For People In the Early Stages of Divorce

 Do I need a CDFA? 

Hiring a CDFA puts a financial expert, trained in the issues specific to divorce, in your corner.  From beginning to end there are a myriad of financial decisions that need to be made.   As a Certified Divorce Financial Analyst we work together to make sure your needs and goals are addressed.  Any along challenges and roadblocks are explored with the goal of finding a solution you can live with.   You're not likely an expert in divorce and will have many questions.  As a CDFA, information and education, along with analysis of "what is" and "what could be"  reporting, projections and create thinking are some of the tools used to help you through the process with clarity and confidence.  We ask a lot of "what would it look like if" questions to facilitate creative problem solving.  You (and often also your soon to be ex) want to make realistic, informed and less emotion-based decisions.  Decisions that will undoubtedly impact you and your new two household family both in the short and long term.   A CDFA on your team helps you make decisions you can live with without regret.

If your chosen divorce process is one of various "newer" more flexible and cooperative methodologies such as collaborative divorce or mediated divorce, a CDFA functions as a financial neutral;  advocating for the best outcomes all around given each parties desires, needs and goals.

In a more traditional, litigated divorce, my role as a CDFA is as an advocate for one party, although in some circumstances the reporting and analysis we create can be shared with the other side which often reduces costs and creates outcomes that avoid extra attorney time and expensive litigation.


Visit the IDFA (Institute for Divorce Financial Analysts) website

For Attorneys and other Divorce Professionals

If you are a family law attorney or other divorce professional who already utilizes the services of a CDFA with your clients, you've seen how a CDFA save you time, create charts, reports and other materials to facilitate discussion and resolution of issues, and and most importantly reduce the stress and uncertainty clients feel making the many life-altering financial decisions necessary during a divorce.  When questions related to financial realities and uncertainties are addressed with education and projections from the financial neutral or CDFA a large source of tension, stress and conflict is reduced. Clients can move forward through the decision making process in a less emotional, more confident state, allowing the other divorce professionals (legal, divorce coach/mental health, co-parenting coordinator, etc) to focus on those parts of the divorce using their strengths and tools bringing resolution and best outcomes for all.

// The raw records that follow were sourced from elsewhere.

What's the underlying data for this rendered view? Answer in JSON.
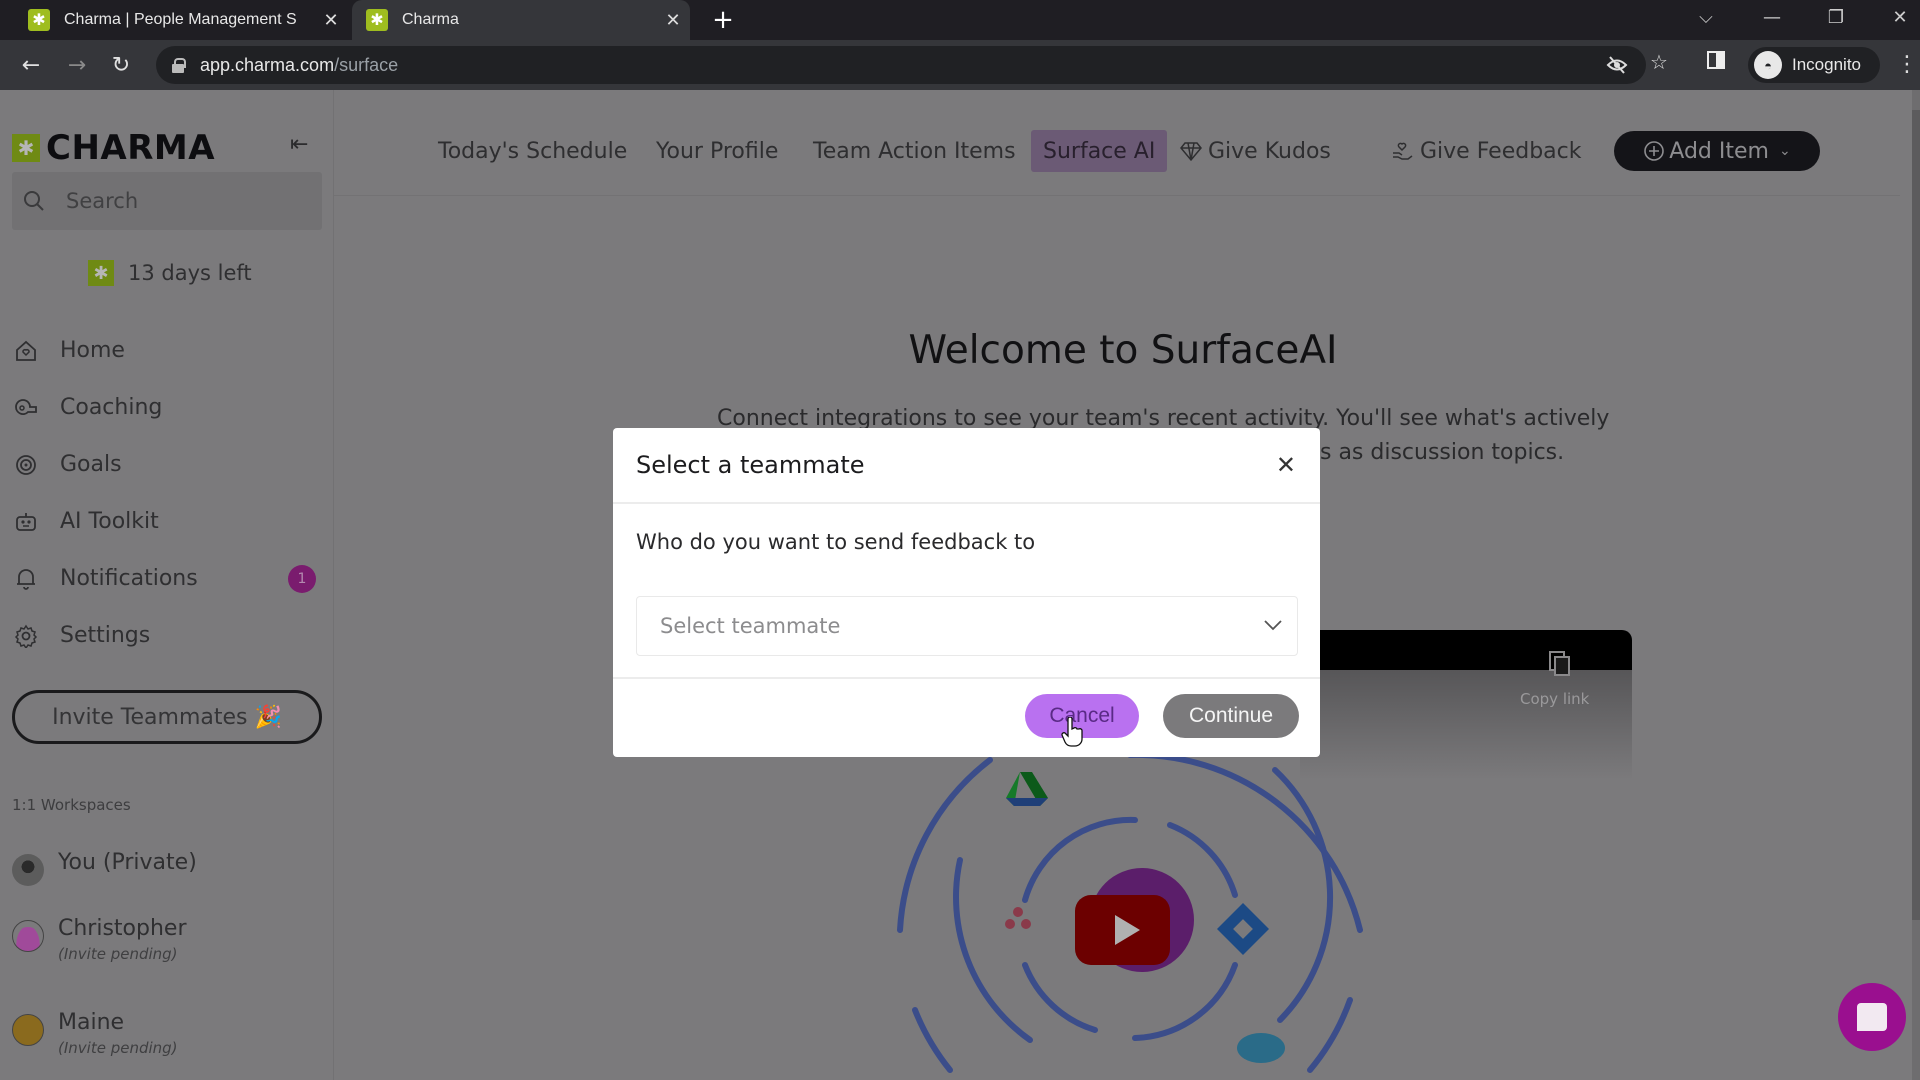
{
  "browser": {
    "tabs": [
      {
        "title": "Charma | People Management S",
        "active": false
      },
      {
        "title": "Charma",
        "active": true
      }
    ],
    "url_host": "app.charma.com",
    "url_path": "/surface",
    "profile_label": "Incognito"
  },
  "sidebar": {
    "logo_text": "CHARMA",
    "search_placeholder": "Search",
    "trial_text": "13 days left",
    "nav": [
      {
        "label": "Home",
        "icon": "home-icon"
      },
      {
        "label": "Coaching",
        "icon": "whistle-icon"
      },
      {
        "label": "Goals",
        "icon": "target-icon"
      },
      {
        "label": "AI Toolkit",
        "icon": "robot-icon"
      },
      {
        "label": "Notifications",
        "icon": "bell-icon",
        "badge": "1"
      },
      {
        "label": "Settings",
        "icon": "gear-icon"
      }
    ],
    "invite_label": "Invite Teammates 🎉",
    "workspaces_label": "1:1 Workspaces",
    "workspaces": [
      {
        "name": "You (Private)",
        "sub": ""
      },
      {
        "name": "Christopher",
        "sub": "(Invite pending)"
      },
      {
        "name": "Maine",
        "sub": "(Invite pending)"
      }
    ]
  },
  "topnav": {
    "items": [
      "Today's Schedule",
      "Your Profile",
      "Team Action Items",
      "Surface AI",
      "Give Kudos",
      "Give Feedback"
    ],
    "active": "Surface AI",
    "add_item_label": "Add Item"
  },
  "main": {
    "title": "Welcome to SurfaceAI",
    "desc_line1": "Connect integrations to see your team's recent activity. You'll see what's actively",
    "desc_line2_visible": "s as discussion topics.",
    "video_copy_link": "Copy link"
  },
  "modal": {
    "title": "Select a teammate",
    "question": "Who do you want to send feedback to",
    "select_placeholder": "Select teammate",
    "cancel_label": "Cancel",
    "continue_label": "Continue"
  },
  "colors": {
    "brand_green": "#9fbd1f",
    "accent_purple": "#b971f0",
    "badge_magenta": "#a0178f",
    "overlay_gray": "#7b7a7c"
  }
}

Having a financial advocate (in litigated cases) or a  financial neutral (in mediated or Collaborative cases) can help build not only acceptable, but often creative and modern financial solutions.

If you are a therapist with clients contemplating divorce, some individuals and couples find a conversation with a CDFA can bring some clarity around their financial picture.  The biggest question most need an answer to is "Am I going to be OK?" if I move forward with divorce.

Creating Two Homes Out of One

Divorce can create financial trauma. Income(s) that covered one household now cover two. Emotional tensions are high and the decisions you make throughout the divorce process impact your financial future - either positively or negatively.

Even if you think your financial situation is pretty basic, seemingly small details can have big impacts. Dividing marital property gets more complicated with each additional category:

  • A Home
  • 401(k)
  • IRA's
  • Pensions
  • Investments
  • Executive Compensation
  • Rental Property
  • Small Business
  • Vehicles
  • Collectibles, Boats, Jewelry
  • Inheritance
  • Debt
  • Pre-Marriage Assets/Debts

Add to the mix the variety of tax, legal, financial, and emotional differences that exist within each category and the complexity multiplies exponentially.  Take for example, IRA's. Most people know there are differences in taxability.  But how do you adjust and equalize if one party takes the non-taxable and the other takes the taxable?   Every decision has consequences.  How do you ensure those decisions are consistent with your post-divorce dreams and goals?



Next Steps...

Would you like a 20 minute call to discuss your unique situation and answer your questions?